5. Read the warranty

It is important to read the warranty when buying a used car because it can provide important information about your rights and protections under state law. Reading the warranty can help you understand what type of coverage you are receiving and what potential legal claims you may have if there are issues with the vehicle later on. For example, in New York state, used vehicles with less than 100,000 miles selling for $1,500 or more must come with a written warranty; in California dealers cannot sell cars with unsafe tires or other safety defects. Additionally, reading the warranty can help you identify any requirements for filing suit against the dealer or manufacturer if needed. Finally, understanding your rights under each type of warranty can help inform any negotiations over repairs or compensation should problems arise after purchase.

6. Compare prices

When buying a used car, it is important to do some homework and research models, options, repair records, safety tests, and mileage. You should also ask for out-the-door prices in writing from dealers before visiting them.

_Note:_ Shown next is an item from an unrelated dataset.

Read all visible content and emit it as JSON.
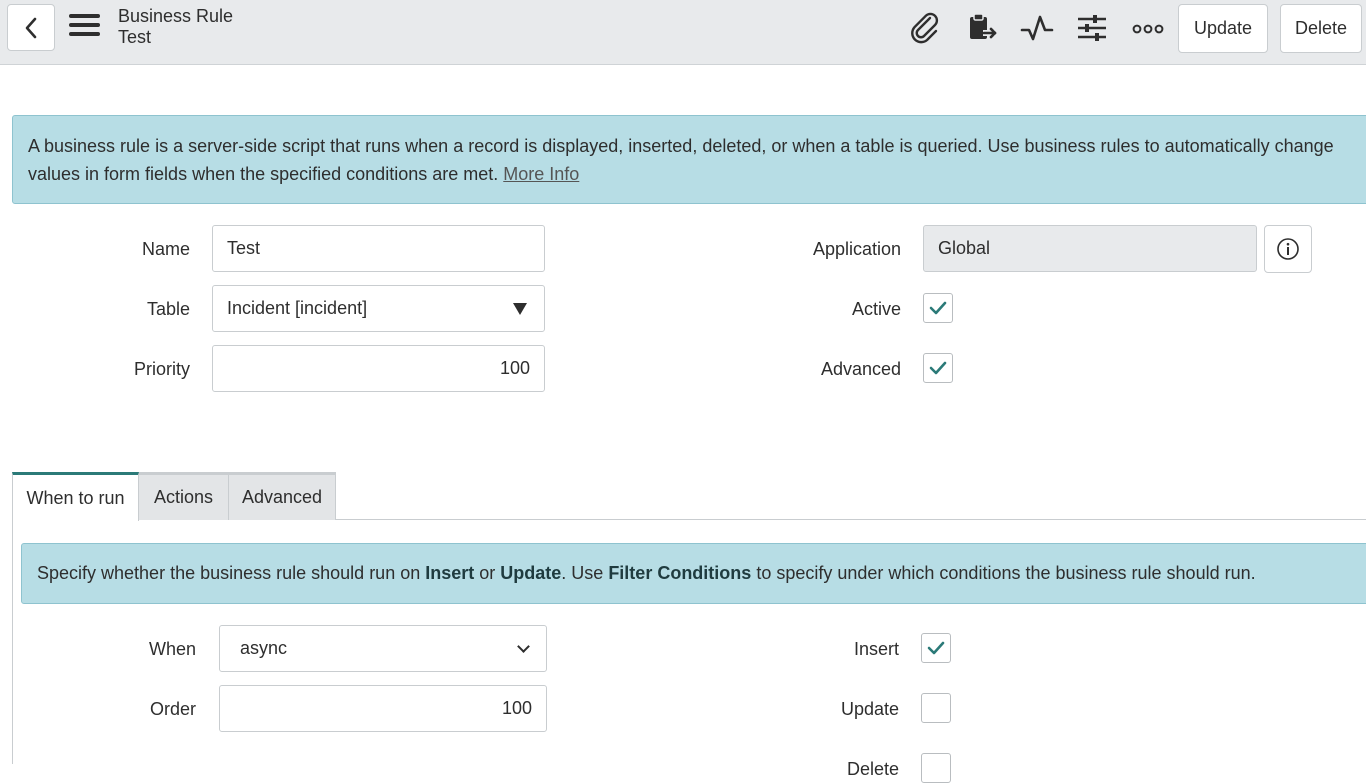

When comparing prices when buying a used car it is important to contact your state and local consumer protection agencies to find out if any unresolved complaints are on file about a particular dealer. It is also helpful to check out the dealer’s reputation by searching online for the company’s name with words like “scam,” “review,” or “complaint”. Additionally it is important to compare car insurance quotes from 30+ providers in one search as this can help save money on premiums paid over time.

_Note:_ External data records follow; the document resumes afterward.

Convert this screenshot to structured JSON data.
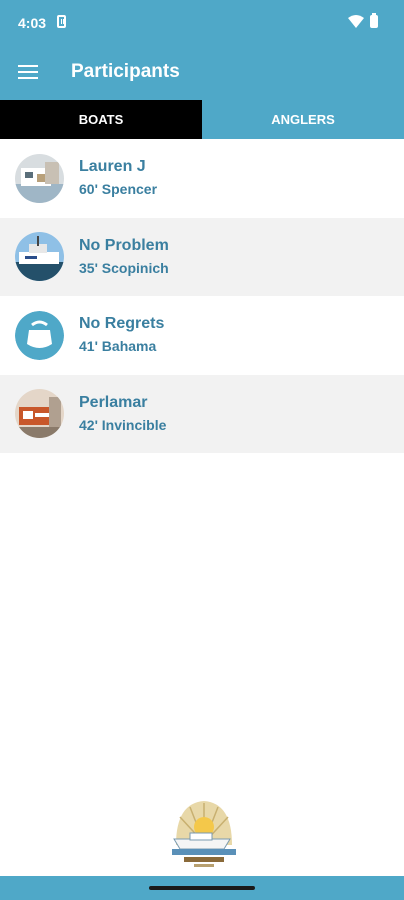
{
  "status": {
    "time": "4:03"
  },
  "appbar": {
    "title": "Participants"
  },
  "tabs": [
    {
      "label": "BOATS",
      "active": true
    },
    {
      "label": "ANGLERS",
      "active": false
    }
  ],
  "boats": [
    {
      "name": "Lauren J",
      "detail": "60' Spencer"
    },
    {
      "name": "No Problem",
      "detail": "35' Scopinich"
    },
    {
      "name": "No Regrets",
      "detail": "41' Bahama"
    },
    {
      "name": "Perlamar",
      "detail": "42' Invincible"
    }
  ],
  "colors": {
    "primary": "#4fa8c8",
    "text": "#3a7fa0",
    "active_tab": "#000000",
    "alt_row": "#f2f2f2"
  }
}
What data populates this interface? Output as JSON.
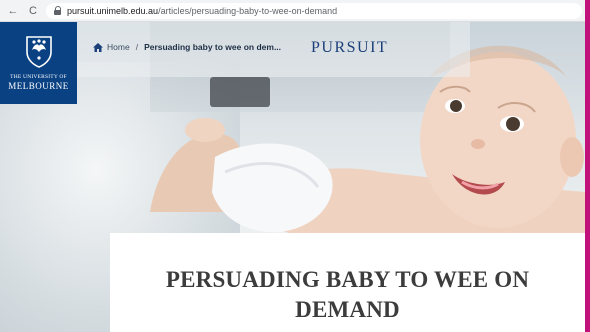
{
  "browser": {
    "reload_glyph": "C",
    "back_glyph": "←",
    "url_host": "pursuit.unimelb.edu.au",
    "url_path": "/articles/persuading-baby-to-wee-on-demand"
  },
  "logo": {
    "line1": "THE UNIVERSITY OF",
    "line2": "MELBOURNE"
  },
  "breadcrumb": {
    "home": "Home",
    "separator": "/",
    "current": "Persuading baby to wee on dem..."
  },
  "brand": "PURSUIT",
  "article": {
    "title": "PERSUADING BABY TO WEE ON DEMAND"
  },
  "colors": {
    "logo_bg": "#094183",
    "brand_text": "#1b3f78",
    "side_accent": "#c1117a"
  },
  "icons": [
    "back-icon",
    "reload-icon",
    "lock-icon",
    "home-icon",
    "crest-icon"
  ]
}
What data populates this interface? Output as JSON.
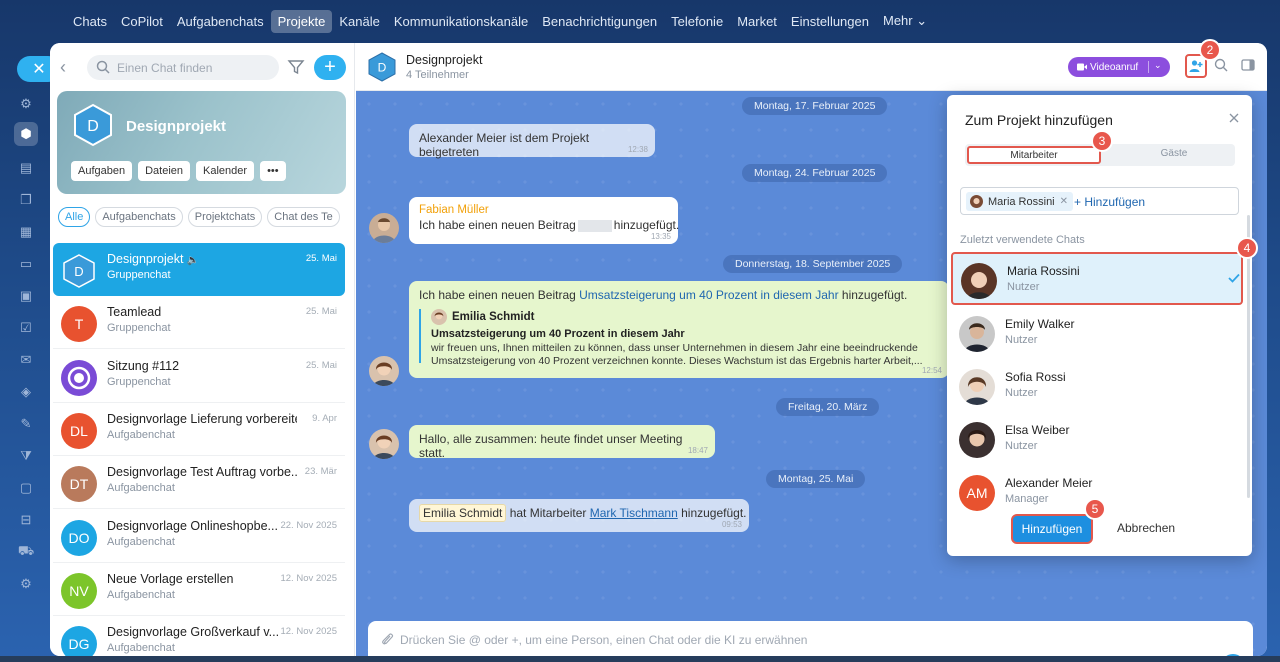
{
  "nav": [
    "Chats",
    "CoPilot",
    "Aufgabenchats",
    "Projekte",
    "Kanäle",
    "Kommunikationskanäle",
    "Benachrichtigungen",
    "Telefonie",
    "Market",
    "Einstellungen",
    "Mehr"
  ],
  "sidebar": {
    "search_placeholder": "Einen Chat finden",
    "project_card": {
      "avatar": "D",
      "title": "Designprojekt",
      "buttons": [
        "Aufgaben",
        "Dateien",
        "Kalender",
        "•••"
      ]
    },
    "tabs": [
      "Alle",
      "Aufgabenchats",
      "Projektchats",
      "Chat des Te"
    ],
    "chats": [
      {
        "avatar": "D",
        "name": "Designprojekt",
        "sub": "Gruppenchat",
        "date": "25. Mai",
        "color": "#1da6e3"
      },
      {
        "avatar": "T",
        "name": "Teamlead",
        "sub": "Gruppenchat",
        "date": "25. Mai",
        "color": "#e8522f"
      },
      {
        "avatar": "",
        "name": "Sitzung #112",
        "sub": "Gruppenchat",
        "date": "25. Mai",
        "color": "#7a4bd6"
      },
      {
        "avatar": "DL",
        "name": "Designvorlage Lieferung vorbereiten",
        "sub": "Aufgabenchat",
        "date": "9. Apr",
        "color": "#e8522f"
      },
      {
        "avatar": "DT",
        "name": "Designvorlage Test Auftrag vorbe...",
        "sub": "Aufgabenchat",
        "date": "23. Mär",
        "color": "#b97a5c"
      },
      {
        "avatar": "DO",
        "name": "Designvorlage Onlineshopbe...",
        "sub": "Aufgabenchat",
        "date": "22. Nov 2025",
        "color": "#1da6e3"
      },
      {
        "avatar": "NV",
        "name": "Neue Vorlage erstellen",
        "sub": "Aufgabenchat",
        "date": "12. Nov 2025",
        "color": "#7cc52a"
      },
      {
        "avatar": "DG",
        "name": "Designvorlage Großverkauf v...",
        "sub": "Aufgabenchat",
        "date": "12. Nov 2025",
        "color": "#1da6e3"
      }
    ]
  },
  "header": {
    "avatar": "D",
    "title": "Designprojekt",
    "subtitle": "4 Teilnehmer",
    "video_label": "Videoanruf"
  },
  "messages": {
    "d1": "Montag, 17. Februar 2025",
    "m1": "Alexander Meier ist dem Projekt beigetreten",
    "m1_time": "12:38",
    "d2": "Montag, 24. Februar 2025",
    "m2_author": "Fabian Müller",
    "m2_text_a": "Ich habe einen neuen Beitrag",
    "m2_text_b": "hinzugefügt.",
    "m2_time": "13:35",
    "d3": "Donnerstag, 18. September 2025",
    "m3_a": "Ich habe einen neuen Beitrag ",
    "m3_link": "Umsatzsteigerung um 40 Prozent in diesem Jahr",
    "m3_b": " hinzugefügt.",
    "m3_q_author": "Emilia Schmidt",
    "m3_q_title": "Umsatzsteigerung um 40 Prozent in diesem Jahr",
    "m3_q_l1": "wir freuen uns, Ihnen mitteilen zu können, dass unser Unternehmen in diesem Jahr eine beeindruckende",
    "m3_q_l2": "Umsatzsteigerung von 40 Prozent verzeichnen konnte. Dieses Wachstum ist das Ergebnis harter Arbeit,...",
    "m3_time": "12:54",
    "d4": "Freitag, 20. März",
    "m4": "Hallo, alle zusammen: heute findet unser Meeting statt.",
    "m4_time": "18:47",
    "d5": "Montag, 25. Mai",
    "m5_name": "Emilia Schmidt",
    "m5_mid": " hat Mitarbeiter ",
    "m5_link": "Mark Tischmann",
    "m5_end": " hinzugefügt.",
    "m5_time": "09:53"
  },
  "composer": {
    "placeholder": "Drücken Sie @ oder +, um eine Person, einen Chat oder die KI zu erwähnen"
  },
  "popup": {
    "title": "Zum Projekt hinzufügen",
    "tab_employees": "Mitarbeiter",
    "tab_guests": "Gäste",
    "selected_tag": "Maria Rossini",
    "add_link": "+ Hinzufügen",
    "recent_label": "Zuletzt verwendete Chats",
    "people": [
      {
        "name": "Maria Rossini",
        "role": "Nutzer"
      },
      {
        "name": "Emily Walker",
        "role": "Nutzer"
      },
      {
        "name": "Sofia Rossi",
        "role": "Nutzer"
      },
      {
        "name": "Elsa Weiber",
        "role": "Nutzer"
      },
      {
        "name": "Alexander Meier",
        "role": "Manager",
        "avatar": "AM"
      }
    ],
    "add_button": "Hinzufügen",
    "cancel_button": "Abbrechen"
  },
  "badges": [
    "2",
    "3",
    "4",
    "5"
  ]
}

7. Do your research on dealers

Researching dealers before you visit can help you avoid getting scammed when buying a used car. By understanding the kind of car you need, how you’ll use it, and your budget, as well as researching models, options, repair records, safety tests and mileage; you can identify potential scams before visiting a dealer. Additionally, checking out a dealer’s reputation online for words like “scam”, “review” or “complaint” can help reveal any unresolved issues they may have had in the past. Finally if purchasing from a private seller it is wise to mention used car statistics over the phone to gain an upper hand in negotiations before seeing their vehicle in person.

8. Look for red flags

Some red flags that may indicate a used car is a scam include:

– The seller is unwilling to provide the vehicle’s history or has no knowledge of its past.

– The seller does not have any documentation for the vehicle, such as a title or maintenance records.

– There are inconsistencies between the advertised price and what they are actually willing to accept for it.

– The seller is pressuring you into making a quick decision or signing paperwork without fully understanding it.

– They refuse to let you take it for an independent inspection before buying it or won’t let you test drive it on your own terms (i.e., at night).

– They attempt to sell multiple vehicles at once without any legitimate reason why they need to sell them all at once (e.g., personal financial issues).

9. Check for liens

1. Ask the seller if the car has a clean title and make sure you see it before completing the purchase.

2. Request or purchase a vehicle history report from a company like Carfax or AutoCheck and thoroughly read through it.

3. Insist on getting a pre-purchase inspection with a mechanic you trust, who may detect damage or other suspect repairs that didn’t show up on the history report (e.g., bent roof indicating severe crash damage).

10. Take advantage of technology

Technology can help avoid getting scammed when buying a used car by providing access to reliable information and comparison tools.

By having access to this information, buyers can make informed decisions about the cars they are considering and avoid being taken advantage of by unscrupulous sellers.